Surfactant is a contraction of surface active agent, a name given to describe the way these products work. Surfactants like shower gel work by removing grease and dirt because the molecules in the surfactant have a two-part structure, with a head and a tail. The head is hydrophilic (water-loving and dissolves in water) but the tail is hydrophobic (water hating but soluble in oil). Surfactants are good at cleaning because the tail is attracted into the oil, grease and dirt whilst the head stays in the water. As surfactant molecules surround the oil/dirt, the oil drop or dirt is pulled away from the skin/surface to make an emulsion in the water.

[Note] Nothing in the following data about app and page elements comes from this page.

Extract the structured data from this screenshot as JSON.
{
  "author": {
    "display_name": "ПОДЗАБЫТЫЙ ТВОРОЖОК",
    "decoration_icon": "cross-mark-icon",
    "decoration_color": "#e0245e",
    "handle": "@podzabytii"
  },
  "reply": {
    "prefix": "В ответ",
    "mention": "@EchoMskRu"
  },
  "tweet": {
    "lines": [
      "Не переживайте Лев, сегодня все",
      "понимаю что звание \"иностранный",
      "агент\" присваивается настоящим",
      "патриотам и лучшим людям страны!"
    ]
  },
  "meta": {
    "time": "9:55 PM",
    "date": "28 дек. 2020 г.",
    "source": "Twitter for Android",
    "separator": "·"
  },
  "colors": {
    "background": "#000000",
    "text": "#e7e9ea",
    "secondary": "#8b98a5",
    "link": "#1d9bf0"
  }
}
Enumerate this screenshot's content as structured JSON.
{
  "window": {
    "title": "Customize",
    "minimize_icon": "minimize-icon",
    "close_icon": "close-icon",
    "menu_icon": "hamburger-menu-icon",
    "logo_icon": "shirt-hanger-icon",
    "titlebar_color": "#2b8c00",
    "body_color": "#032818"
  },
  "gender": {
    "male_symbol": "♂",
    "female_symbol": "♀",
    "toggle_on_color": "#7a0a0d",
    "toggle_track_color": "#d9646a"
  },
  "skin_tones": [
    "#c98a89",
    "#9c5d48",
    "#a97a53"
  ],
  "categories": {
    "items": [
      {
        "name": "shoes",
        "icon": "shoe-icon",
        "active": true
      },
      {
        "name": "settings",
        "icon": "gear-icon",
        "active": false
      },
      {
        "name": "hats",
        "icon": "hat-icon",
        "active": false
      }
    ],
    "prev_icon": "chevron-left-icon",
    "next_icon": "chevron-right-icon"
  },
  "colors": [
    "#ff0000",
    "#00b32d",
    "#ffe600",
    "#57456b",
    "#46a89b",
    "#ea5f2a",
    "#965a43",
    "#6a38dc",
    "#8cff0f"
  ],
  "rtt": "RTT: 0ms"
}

The surfactant molecule is less reactive than the soap molecule and does not form the precipitate/scum that soaps form when they bond with metal ions in hard water.
Click on the diagrams to see what happens.